### Task prompt
From the first line to the last, reproduce the records below exactly, omitting any picture.

### Input for this task

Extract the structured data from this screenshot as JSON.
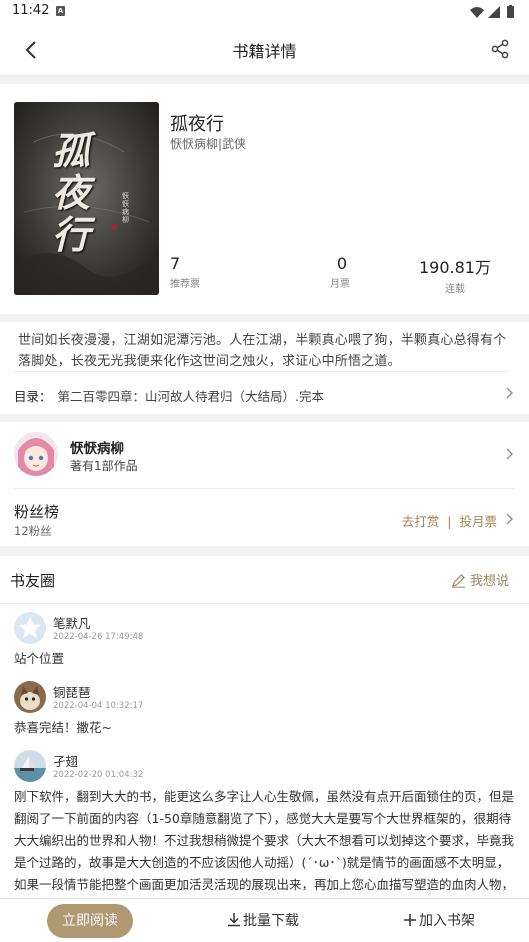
{
  "status": {
    "time": "11:42",
    "app_badge": "A"
  },
  "nav": {
    "title": "书籍详情"
  },
  "book": {
    "cover_text": "孤夜行",
    "cover_author": "恹恹病柳",
    "title": "孤夜行",
    "meta": "恹恹病柳|武侠",
    "stats": [
      {
        "num": "7",
        "label": "推荐票"
      },
      {
        "num": "0",
        "label": "月票"
      },
      {
        "num": "190.81万",
        "label": "连载"
      }
    ]
  },
  "intro": {
    "description": "世间如长夜漫漫，江湖如泥潭污池。人在江湖，半颗真心喂了狗，半颗真心总得有个落脚处，长夜无光我便来化作这世间之烛火，求证心中所悟之道。",
    "toc_label": "目录：",
    "toc_value": "第二百零四章：山河故人待君归（大结局）.完本"
  },
  "author": {
    "name": "恹恹病柳",
    "works": "著有1部作品",
    "fan_title": "粉丝榜",
    "fan_count": "12粉丝",
    "tip": "去打赏",
    "separator": "|",
    "vote": "投月票"
  },
  "circle": {
    "title": "书友圈",
    "want": "我想说",
    "posts": [
      {
        "user": "笔默凡",
        "date": "2022-04-26 17:49:48",
        "content": "站个位置"
      },
      {
        "user": "铜琵琶",
        "date": "2022-04-04 10:32:17",
        "content": "恭喜完结！撒花~"
      },
      {
        "user": "孑翅",
        "date": "2022-02-20 01:04:32",
        "content": "刚下软件，翻到大大的书，能更这么多字让人心生敬佩，虽然没有点开后面锁住的页，但是翻阅了一下前面的内容（1-50章随意翻览了下），感觉大大是要写个大世界框架的，很期待大大编织出的世界和人物！不过我想稍微提个要求（大大不想看可以划掉这个要求，毕竟我是个过路的，故事是大大创造的不应该因他人动摇）(´･ω･`)就是情节的画面感不太明显，如果一段情节能把整个画面更加活灵活现的展现出来，再加上您心血描写塑造的血肉人物，那"
      }
    ]
  },
  "bottom": {
    "read": "立即阅读",
    "download": "批量下载",
    "add": "加入书架"
  },
  "colors": {
    "accent": "#b09872",
    "accent_text": "#a0865c"
  }
}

### Written reply
Extract the structured data from this screenshot as JSON.
{
  "status": {
    "time": "11:42",
    "app_badge": "A"
  },
  "nav": {
    "title": "书籍详情"
  },
  "book": {
    "cover_text": "孤夜行",
    "cover_author": "恹恹病柳",
    "title": "孤夜行",
    "meta": "恹恹病柳|武侠",
    "stats": [
      {
        "num": "7",
        "label": "推荐票"
      },
      {
        "num": "0",
        "label": "月票"
      },
      {
        "num": "190.81万",
        "label": "连载"
      }
    ]
  },
  "intro": {
    "description": "世间如长夜漫漫，江湖如泥潭污池。人在江湖，半颗真心喂了狗，半颗真心总得有个落脚处，长夜无光我便来化作这世间之烛火，求证心中所悟之道。",
    "toc_label": "目录：",
    "toc_value": "第二百零四章：山河故人待君归（大结局）.完本"
  },
  "author": {
    "name": "恹恹病柳",
    "works": "著有1部作品",
    "fan_title": "粉丝榜",
    "fan_count": "12粉丝",
    "tip": "去打赏",
    "separator": "|",
    "vote": "投月票"
  },
  "circle": {
    "title": "书友圈",
    "want": "我想说",
    "posts": [
      {
        "user": "笔默凡",
        "date": "2022-04-26 17:49:48",
        "content": "站个位置"
      },
      {
        "user": "铜琵琶",
        "date": "2022-04-04 10:32:17",
        "content": "恭喜完结！撒花~"
      },
      {
        "user": "孑翅",
        "date": "2022-02-20 01:04:32",
        "content": "刚下软件，翻到大大的书，能更这么多字让人心生敬佩，虽然没有点开后面锁住的页，但是翻阅了一下前面的内容（1-50章随意翻览了下），感觉大大是要写个大世界框架的，很期待大大编织出的世界和人物！不过我想稍微提个要求（大大不想看可以划掉这个要求，毕竟我是个过路的，故事是大大创造的不应该因他人动摇）(´･ω･`)就是情节的画面感不太明显，如果一段情节能把整个画面更加活灵活现的展现出来，再加上您心血描写塑造的血肉人物，那"
      }
    ]
  },
  "bottom": {
    "read": "立即阅读",
    "download": "批量下载",
    "add": "加入书架"
  },
  "colors": {
    "accent": "#b09872",
    "accent_text": "#a0865c"
  }
}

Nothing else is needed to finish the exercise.